Farley Mowat has combined a fine sensitivity for the natural environment with a sharp eye for the details of man's place within it. It must be exceedingly rare in the history of anthropology that such an inexperienced investigator has taken such pains to get to the source of his information. Mowat lived among the Ihalmiut for over a year to write the book. During that time he witnessed the rapid deterioration of the small group which remained, and tried to examine the causes of their decline. With very deft prose for such a young writer, he points out the difference between the intentions and the actions of the European discoverers of The People (as they refer to themselves) and the consequences of such disparity. The Ihalmiut were exploited in much the same way as any other tribal band found wandering by the early explorers. However, as Mowat points out, this was an exceptional group which had survived the extreme rigours of a barren land (known to us simply as The Barrens) for so many generations, only to be felled by contact with the very race which might have provided them with so much assistance.Read more ›
In this light, it's a fantastic book. The stories are fascinating, the people are compelling, and the scenery is awesome. I quite enjoyed reading it. There's just one problem keeping it from getting a full five stars: it might not be 100% accurate.
Yes, much has been raised about a 1996 criticism of the book by John Goddard. But I place less stock in that report than from an actual peer-reviewed anthropological journal, Man (1955, pg. 108-109) that published a formal review of the book that questioned a few key facts in the book.Read more ›
Most recent customer reviews
A truly insightful story of the inland eskimo people of the Canadian Arctic.

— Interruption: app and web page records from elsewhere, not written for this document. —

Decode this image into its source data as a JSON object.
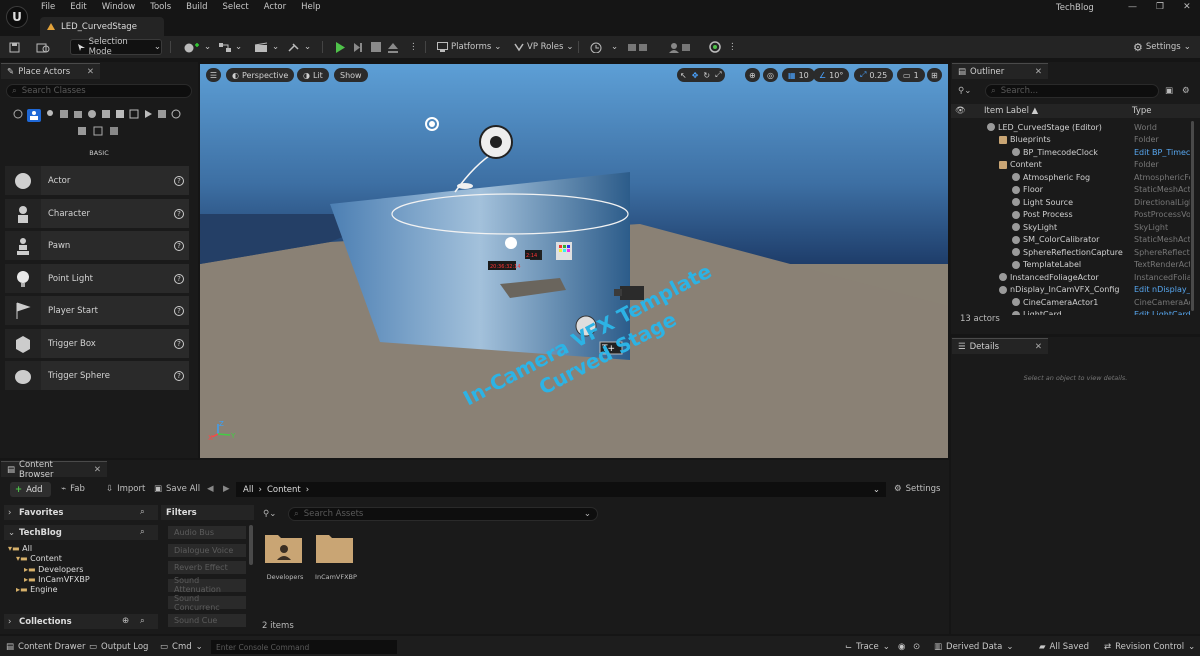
{
  "app": {
    "logo": "U",
    "menu": [
      "File",
      "Edit",
      "Window",
      "Tools",
      "Build",
      "Select",
      "Actor",
      "Help"
    ],
    "tab_title": "LED_CurvedStage",
    "project": "TechBlog",
    "win_controls": [
      "—",
      "❐",
      "✕"
    ]
  },
  "toolbar": {
    "mode": "Selection Mode",
    "platforms": "Platforms",
    "vp_roles": "VP Roles",
    "settings": "Settings"
  },
  "place_actors": {
    "tab": "Place Actors",
    "search_placeholder": "Search Classes",
    "category": "BASIC",
    "items": [
      {
        "label": "Actor",
        "icon": "sphere-icon"
      },
      {
        "label": "Character",
        "icon": "character-icon"
      },
      {
        "label": "Pawn",
        "icon": "pawn-icon"
      },
      {
        "label": "Point Light",
        "icon": "bulb-icon"
      },
      {
        "label": "Player Start",
        "icon": "flag-icon"
      },
      {
        "label": "Trigger Box",
        "icon": "cube-icon"
      },
      {
        "label": "Trigger Sphere",
        "icon": "sphere-icon"
      }
    ]
  },
  "viewport": {
    "perspective": "Perspective",
    "lit": "Lit",
    "show": "Show",
    "grid": "10",
    "angle": "10°",
    "scale": "0.25",
    "camspeed": "1",
    "text_line1": "In-Camera VFX Template",
    "text_line2": "Curved Stage",
    "timecode1": "20:36:32:14",
    "timecode2": "2:14",
    "axis_x": "X",
    "axis_y": "Y",
    "axis_z": "Z"
  },
  "outliner": {
    "tab": "Outliner",
    "search_placeholder": "Search...",
    "col_label": "Item Label ▲",
    "col_type": "Type",
    "count": "13 actors",
    "rows": [
      {
        "name": "LED_CurvedStage (Editor)",
        "type": "World",
        "indent": 0,
        "link": false
      },
      {
        "name": "Blueprints",
        "type": "Folder",
        "indent": 1,
        "link": false
      },
      {
        "name": "BP_TimecodeClock",
        "type": "Edit BP_Timec",
        "indent": 2,
        "link": true
      },
      {
        "name": "Content",
        "type": "Folder",
        "indent": 1,
        "link": false
      },
      {
        "name": "Atmospheric Fog",
        "type": "AtmosphericFo",
        "indent": 2,
        "link": false
      },
      {
        "name": "Floor",
        "type": "StaticMeshAct",
        "indent": 2,
        "link": false
      },
      {
        "name": "Light Source",
        "type": "DirectionalLigh",
        "indent": 2,
        "link": false
      },
      {
        "name": "Post Process",
        "type": "PostProcessVo",
        "indent": 2,
        "link": false
      },
      {
        "name": "SkyLight",
        "type": "SkyLight",
        "indent": 2,
        "link": false
      },
      {
        "name": "SM_ColorCalibrator",
        "type": "StaticMeshAct",
        "indent": 2,
        "link": false
      },
      {
        "name": "SphereReflectionCapture",
        "type": "SphereReflecti",
        "indent": 2,
        "link": false
      },
      {
        "name": "TemplateLabel",
        "type": "TextRenderAct",
        "indent": 2,
        "link": false
      },
      {
        "name": "InstancedFoliageActor",
        "type": "InstancedFolia",
        "indent": 1,
        "link": false
      },
      {
        "name": "nDisplay_InCamVFX_Config",
        "type": "Edit nDisplay_",
        "indent": 1,
        "link": true
      },
      {
        "name": "CineCameraActor1",
        "type": "CineCameraAc",
        "indent": 2,
        "link": false
      },
      {
        "name": "LightCard",
        "type": "Edit LightCard",
        "indent": 2,
        "link": true
      }
    ]
  },
  "details": {
    "tab": "Details",
    "empty": "Select an object to view details."
  },
  "content_browser": {
    "tab": "Content Browser",
    "add": "Add",
    "fab": "Fab",
    "import": "Import",
    "save_all": "Save All",
    "path": [
      "All",
      "Content"
    ],
    "settings": "Settings",
    "favorites": "Favorites",
    "project": "TechBlog",
    "tree": [
      "All",
      "Content",
      "Developers",
      "InCamVFXBP",
      "Engine"
    ],
    "collections": "Collections",
    "filters_title": "Filters",
    "filters": [
      "Audio Bus",
      "Dialogue Voice",
      "Reverb Effect",
      "Sound Attenuation",
      "Sound Concurrenc",
      "Sound Cue"
    ],
    "search_placeholder": "Search Assets",
    "assets": [
      "Developers",
      "InCamVFXBP"
    ],
    "count": "2 items"
  },
  "statusbar": {
    "drawer": "Content Drawer",
    "output": "Output Log",
    "cmd": "Cmd",
    "console_placeholder": "Enter Console Command",
    "trace": "Trace",
    "derived": "Derived Data",
    "saved": "All Saved",
    "revision": "Revision Control"
  }
}
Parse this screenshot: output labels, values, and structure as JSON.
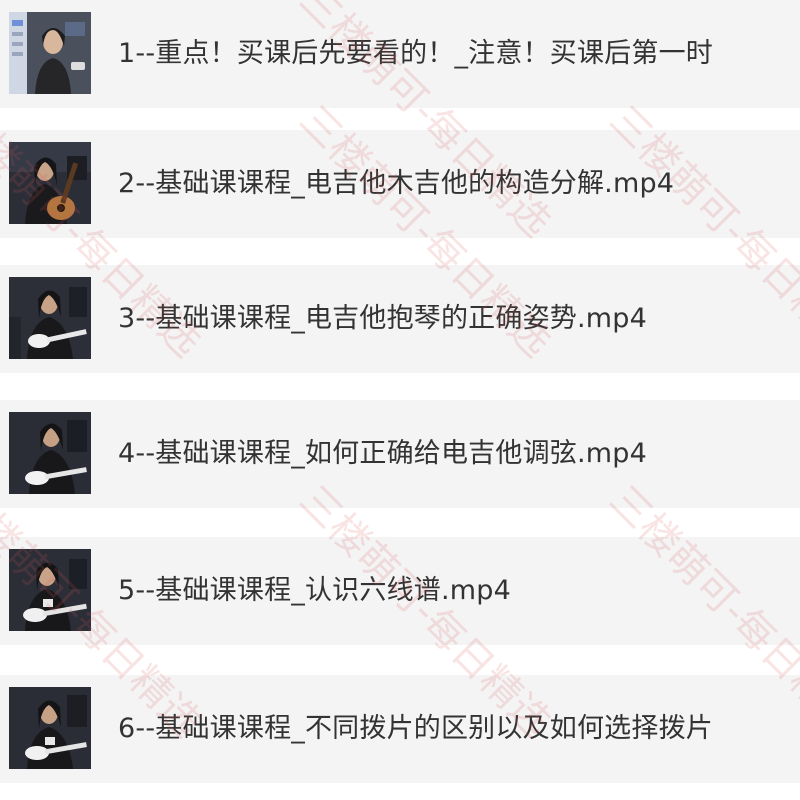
{
  "files": [
    {
      "name": "1--重点！买课后先要看的！_注意！买课后第一时",
      "thumbnail": "thumb-presenter-video"
    },
    {
      "name": "2--基础课课程_电吉他木吉他的构造分解.mp4",
      "thumbnail": "thumb-guitarist-acoustic"
    },
    {
      "name": "3--基础课课程_电吉他抱琴的正确姿势.mp4",
      "thumbnail": "thumb-guitarist-electric"
    },
    {
      "name": "4--基础课课程_如何正确给电吉他调弦.mp4",
      "thumbnail": "thumb-guitarist-electric"
    },
    {
      "name": "5--基础课课程_认识六线谱.mp4",
      "thumbnail": "thumb-guitarist-electric"
    },
    {
      "name": "6--基础课课程_不同拨片的区别以及如何选择拨片",
      "thumbnail": "thumb-guitarist-electric"
    }
  ],
  "watermark": {
    "text": "三楼萌可-每日精选",
    "color": "#dc5a5a"
  }
}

It details not only their day to day survival in a harsh land, but also tells of their myths, legends,... Read morePublished on Feb. 2 2000 by judd knaup